*** Opening SUPPLIED RECORDS ***

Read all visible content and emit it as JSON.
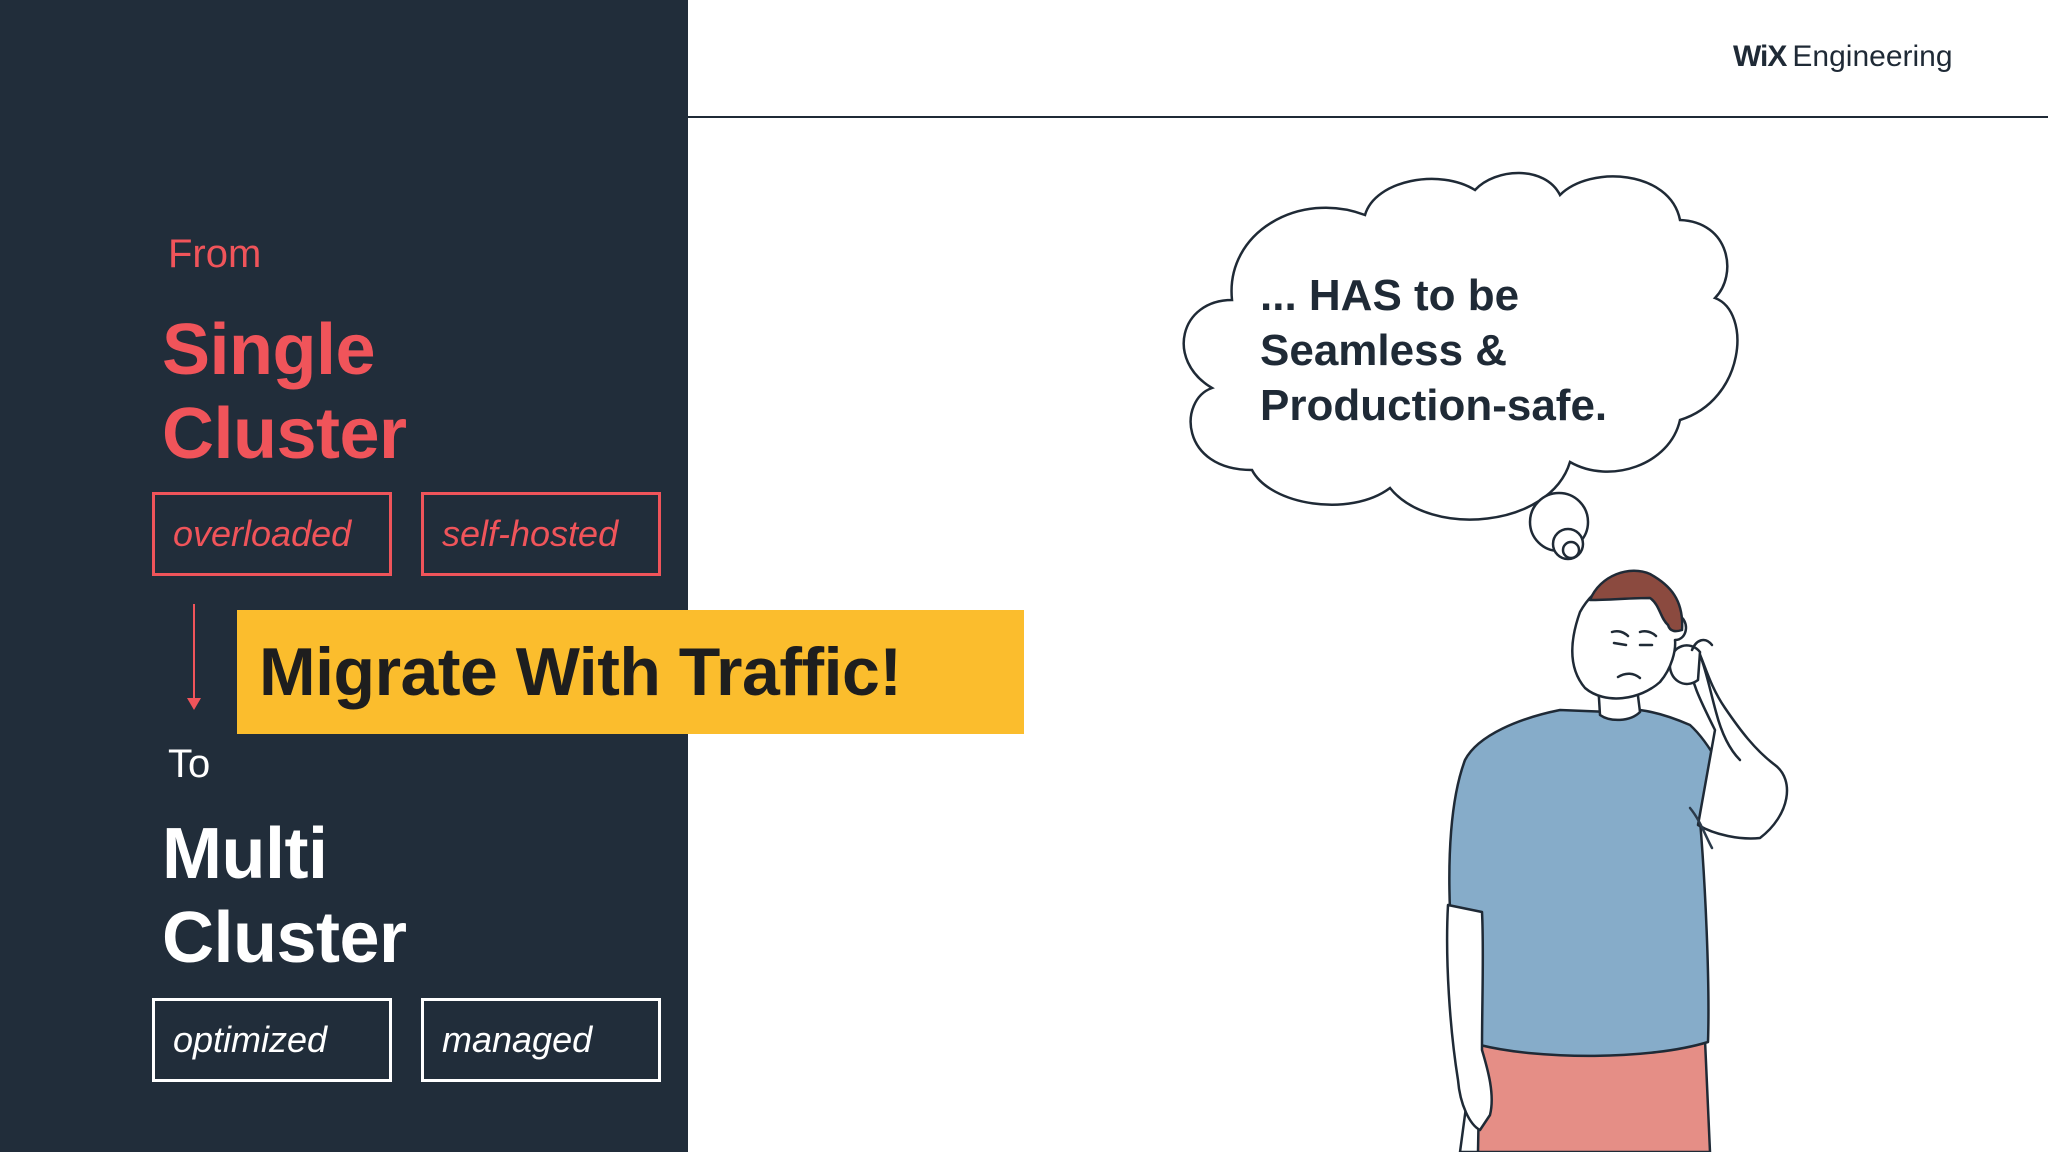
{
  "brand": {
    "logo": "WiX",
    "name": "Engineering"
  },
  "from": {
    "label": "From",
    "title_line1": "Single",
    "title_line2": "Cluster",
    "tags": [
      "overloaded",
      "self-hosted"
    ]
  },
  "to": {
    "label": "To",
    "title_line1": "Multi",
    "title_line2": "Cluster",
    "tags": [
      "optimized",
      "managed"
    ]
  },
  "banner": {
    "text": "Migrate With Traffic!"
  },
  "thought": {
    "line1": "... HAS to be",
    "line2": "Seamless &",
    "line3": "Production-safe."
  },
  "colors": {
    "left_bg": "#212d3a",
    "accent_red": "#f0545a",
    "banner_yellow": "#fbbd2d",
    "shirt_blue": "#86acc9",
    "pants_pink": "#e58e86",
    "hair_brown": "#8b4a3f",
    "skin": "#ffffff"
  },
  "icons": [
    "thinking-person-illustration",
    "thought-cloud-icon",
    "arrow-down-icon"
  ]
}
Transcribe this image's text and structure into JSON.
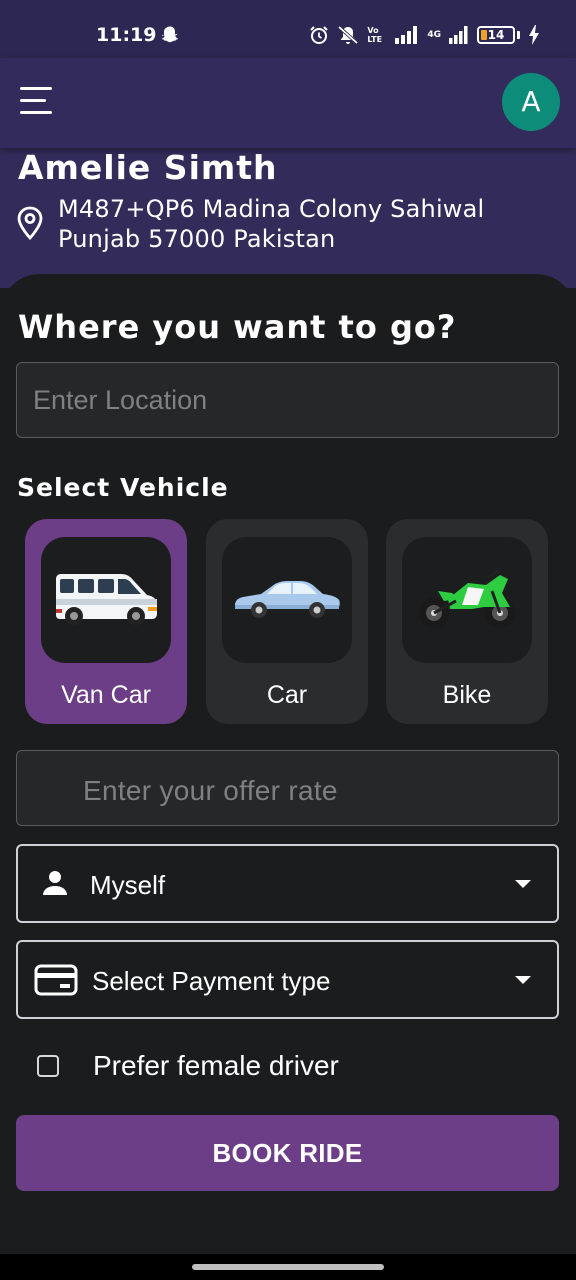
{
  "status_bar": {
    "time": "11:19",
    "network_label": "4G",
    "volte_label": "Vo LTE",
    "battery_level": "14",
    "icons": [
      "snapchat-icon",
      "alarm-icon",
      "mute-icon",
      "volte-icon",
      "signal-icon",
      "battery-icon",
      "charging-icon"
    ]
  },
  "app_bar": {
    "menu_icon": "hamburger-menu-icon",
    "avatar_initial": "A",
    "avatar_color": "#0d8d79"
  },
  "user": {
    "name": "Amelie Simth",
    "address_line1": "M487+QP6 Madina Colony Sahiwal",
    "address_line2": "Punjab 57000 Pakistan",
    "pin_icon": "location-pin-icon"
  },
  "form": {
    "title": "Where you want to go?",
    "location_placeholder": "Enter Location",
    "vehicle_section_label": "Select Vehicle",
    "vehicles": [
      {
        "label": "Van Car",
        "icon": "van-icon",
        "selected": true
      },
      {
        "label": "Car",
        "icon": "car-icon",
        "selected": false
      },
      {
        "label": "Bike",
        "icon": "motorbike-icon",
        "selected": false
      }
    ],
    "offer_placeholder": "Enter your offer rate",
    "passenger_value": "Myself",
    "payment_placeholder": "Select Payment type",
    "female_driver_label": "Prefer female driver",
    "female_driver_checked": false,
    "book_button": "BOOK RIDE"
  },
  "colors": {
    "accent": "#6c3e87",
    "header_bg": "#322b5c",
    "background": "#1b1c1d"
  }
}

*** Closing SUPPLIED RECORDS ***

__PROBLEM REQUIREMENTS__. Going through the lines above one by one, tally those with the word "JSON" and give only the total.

__SOLUTION__. 2